Sea turtles spend most of their lives in the water, coming ashore only to nest. Like salmon, sea turtles will return to the same nesting grounds at which they were born. Nesting season begins in April and hatching continues until late October. A female can lay several nests during one season and only nests every two or three years. The hard process of nesting takes hours. The mother sea turtle uses her back flippers to dig a hole and deposits 75-130 leathery eggs, each the size of a ping-pong ball. The turtle disguises the nest by flinging sand over it. Once she leaves the nest, she never returns.
After incubating for two months (55-60 days), the hatchlings break out of their shells and thrash about together causing the walls of the nest to collapse and the bottom of the hole to rise. Once near the surface, the hatchlings wait until the sand temperature cools to emerge, thus the reason why most emerge after dark. Once out of the nest, the turtles will try to scramble to the water and swim offshore where they will live for several years in seaweed beds drifting along the Gulf Stream.
Few baby sea turtles make it to the water, however, as even the slightest bit of artificial lighting along the beach disorients them. Newborn sea turtles instinctively move in the brightest direction, ideally to follow the light of the moon toward the water. Artificial lights cause them to crawl in the wrong direction. Even a single light bulb left shining on a beachfront patio can confuse the hatchlings, so Sanibel has implemented stringent restrictions on beach lighting – or a “dark-skies ordinance” — to help baby sea turtles to make their way safely to the sea. Other rules are in place that make it illegal to interfere with sea turtle nesting and hatching in any way.
How You Can Help
- Keep outside lights – especially those on your lanai — off during turtle season from April through October.
- Make sure to remove chairs, umbrellas, toys and other gear from the beach each night and fill in all holes that you dig.
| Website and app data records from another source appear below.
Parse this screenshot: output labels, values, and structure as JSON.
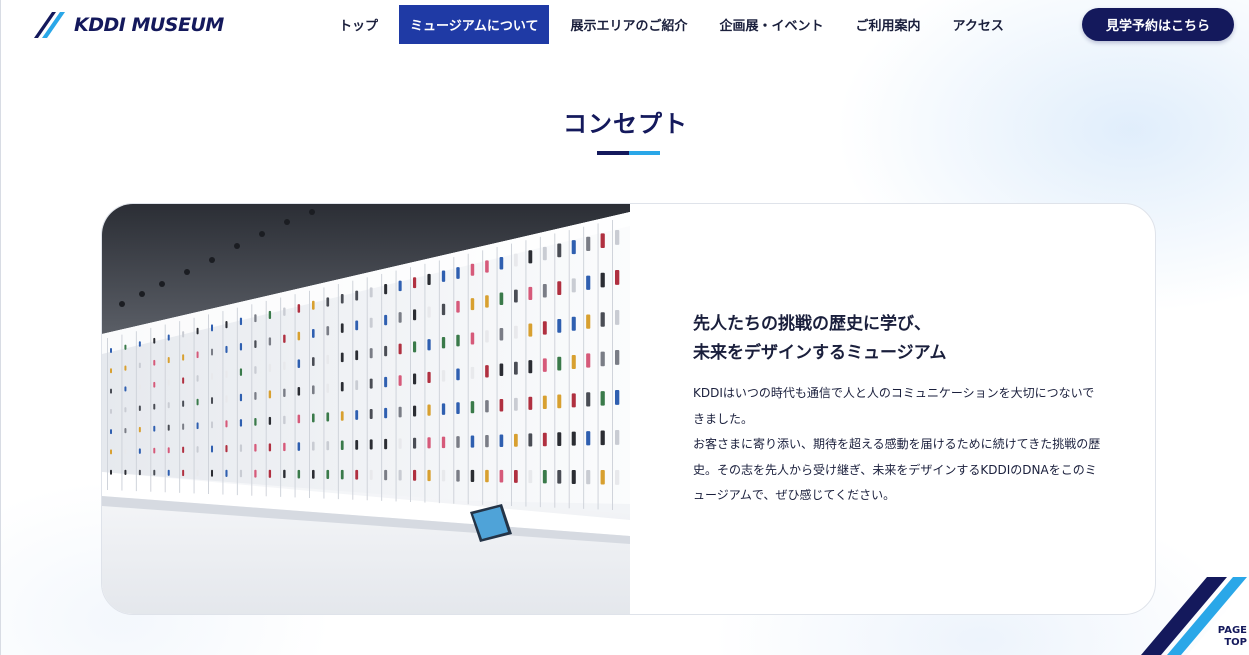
{
  "header": {
    "logo_text": "KDDI MUSEUM",
    "nav": [
      {
        "label": "トップ",
        "active": false
      },
      {
        "label": "ミュージアムについて",
        "active": true
      },
      {
        "label": "展示エリアのご紹介",
        "active": false
      },
      {
        "label": "企画展・イベント",
        "active": false
      },
      {
        "label": "ご利用案内",
        "active": false
      },
      {
        "label": "アクセス",
        "active": false
      }
    ],
    "reserve_label": "見学予約はこちら"
  },
  "section": {
    "title": "コンセプト"
  },
  "concept": {
    "headline_1": "先人たちの挑戦の歴史に学び、",
    "headline_2": "未来をデザインするミュージアム",
    "body_1": "KDDIはいつの時代も通信で人と人のコミュニケーションを大切につないできました。",
    "body_2": "お客さまに寄り添い、期待を超える感動を届けるために続けてきた挑戦の歴史。その志を先人から受け継ぎ、未来をデザインするKDDIのDNAをこのミュージアムで、ぜひ感じてください。"
  },
  "page_top": {
    "label": "PAGE\nTOP"
  },
  "colors": {
    "navy": "#14195c",
    "nav_active": "#1f3aa5",
    "accent_blue": "#2aa7e8",
    "text": "#1a1f3c"
  }
}
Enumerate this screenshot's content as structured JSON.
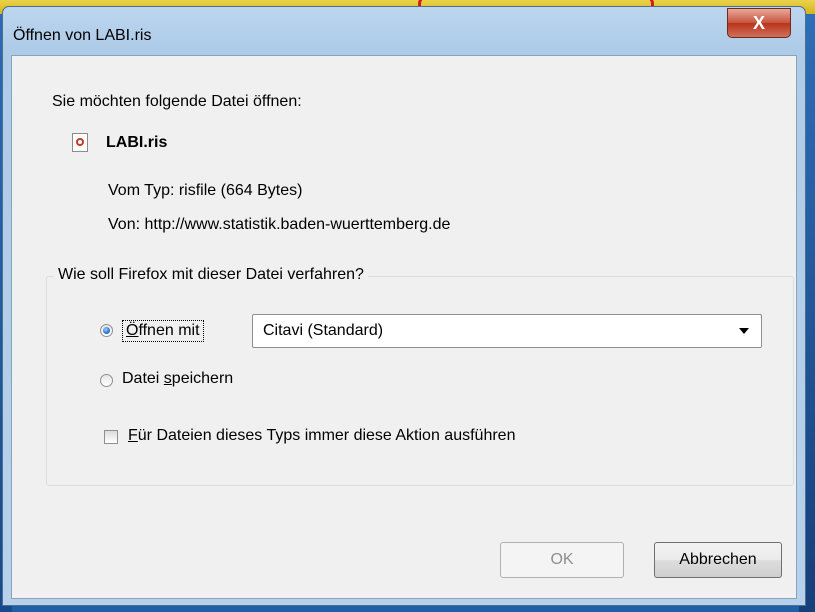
{
  "dialog": {
    "title": "Öffnen von LABI.ris",
    "close_label": "X",
    "prompt": "Sie möchten folgende Datei öffnen:",
    "file_name": "LABI.ris",
    "type_text": "Vom Typ: risfile (664 Bytes)",
    "from_text": "Von: http://www.statistik.baden-wuerttemberg.de"
  },
  "group": {
    "legend": "Wie soll Firefox mit dieser Datei verfahren?",
    "open_with": {
      "selected": true,
      "label_first": "Ö",
      "label_rest": "ffnen mit"
    },
    "app_select": {
      "value": "Citavi (Standard)"
    },
    "save_file": {
      "selected": false,
      "label_pre": "Datei ",
      "label_accel": "s",
      "label_post": "peichern"
    },
    "always": {
      "checked": false,
      "label_accel": "F",
      "label_rest": "ür Dateien dieses Typs immer diese Aktion ausführen"
    }
  },
  "buttons": {
    "ok": "OK",
    "cancel": "Abbrechen"
  },
  "colors": {
    "close_button": "#c7533b",
    "highlight_border": "#d81b1b"
  }
}
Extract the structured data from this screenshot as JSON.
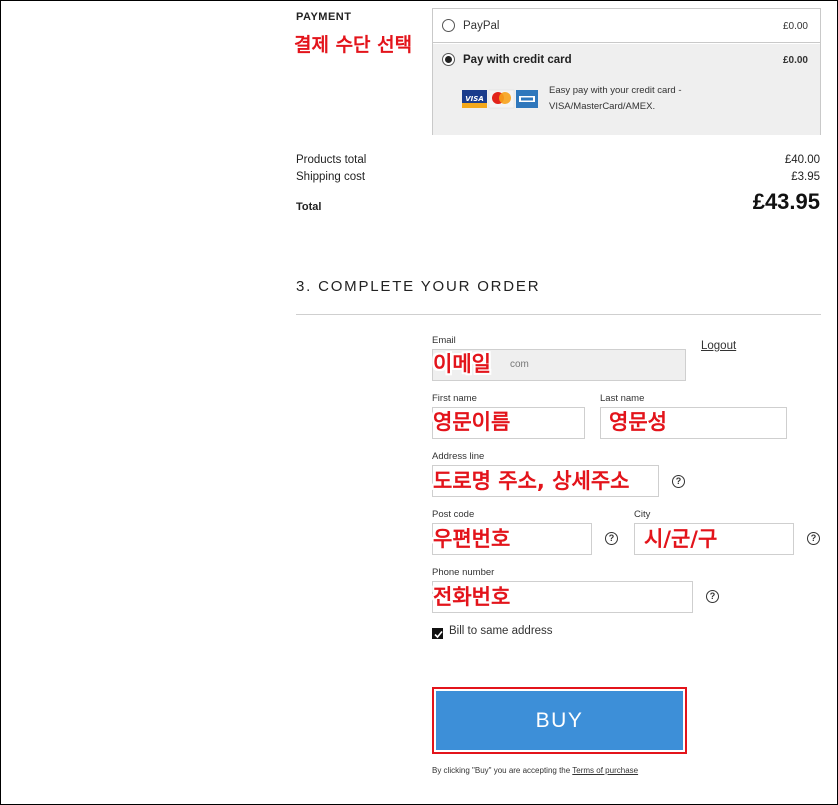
{
  "payment": {
    "section_label": "PAYMENT",
    "annotation": "결제 수단 선택",
    "methods": [
      {
        "name": "PayPal",
        "price": "£0.00",
        "selected": false
      },
      {
        "name": "Pay with credit card",
        "price": "£0.00",
        "selected": true,
        "description": "Easy pay with your credit card - VISA/MasterCard/AMEX."
      }
    ],
    "card_icons": [
      "visa-card-icon",
      "mastercard-icon",
      "amex-card-icon"
    ]
  },
  "totals": {
    "products_label": "Products total",
    "products_value": "£40.00",
    "shipping_label": "Shipping cost",
    "shipping_value": "£3.95",
    "total_label": "Total",
    "total_value": "£43.95"
  },
  "complete_order": {
    "title": "3. COMPLETE YOUR ORDER",
    "email": {
      "label": "Email",
      "value": "com",
      "annotation": "이메일"
    },
    "logout_label": "Logout",
    "first_name": {
      "label": "First name",
      "annotation": "영문이름"
    },
    "last_name": {
      "label": "Last name",
      "annotation": "영문성"
    },
    "address": {
      "label": "Address line",
      "annotation": "도로명 주소, 상세주소"
    },
    "post_code": {
      "label": "Post code",
      "annotation": "우편번호"
    },
    "city": {
      "label": "City",
      "annotation": "시/군/구"
    },
    "phone": {
      "label": "Phone number",
      "annotation": "전화번호"
    },
    "help_symbol": "?",
    "bill_same_label": "Bill to same address",
    "bill_same_checked": true,
    "buy_label": "BUY",
    "terms_prefix": "By clicking \"Buy\" you are accepting the ",
    "terms_link": "Terms of purchase"
  },
  "colors": {
    "accent_button": "#3d8fd8",
    "annotation_red": "#e3141b"
  }
}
These obstacles may cause a “false crawl” where a female turtle returns to the water without laying her eggs. They may also block a hatchling’s route to the water causing it to remain on the beach and dehydrate.
- Do not use flashlights or take flash photography at night on the beach.
- Stay clear of marked nesting areas. Do not allow children or pets to disturb nesting turtles of hatchlings.
- If you happen to see a sea turtle, keep a respectful distance (at least 150 feet) and watch quietly. It is a rare experience and one to be treasured!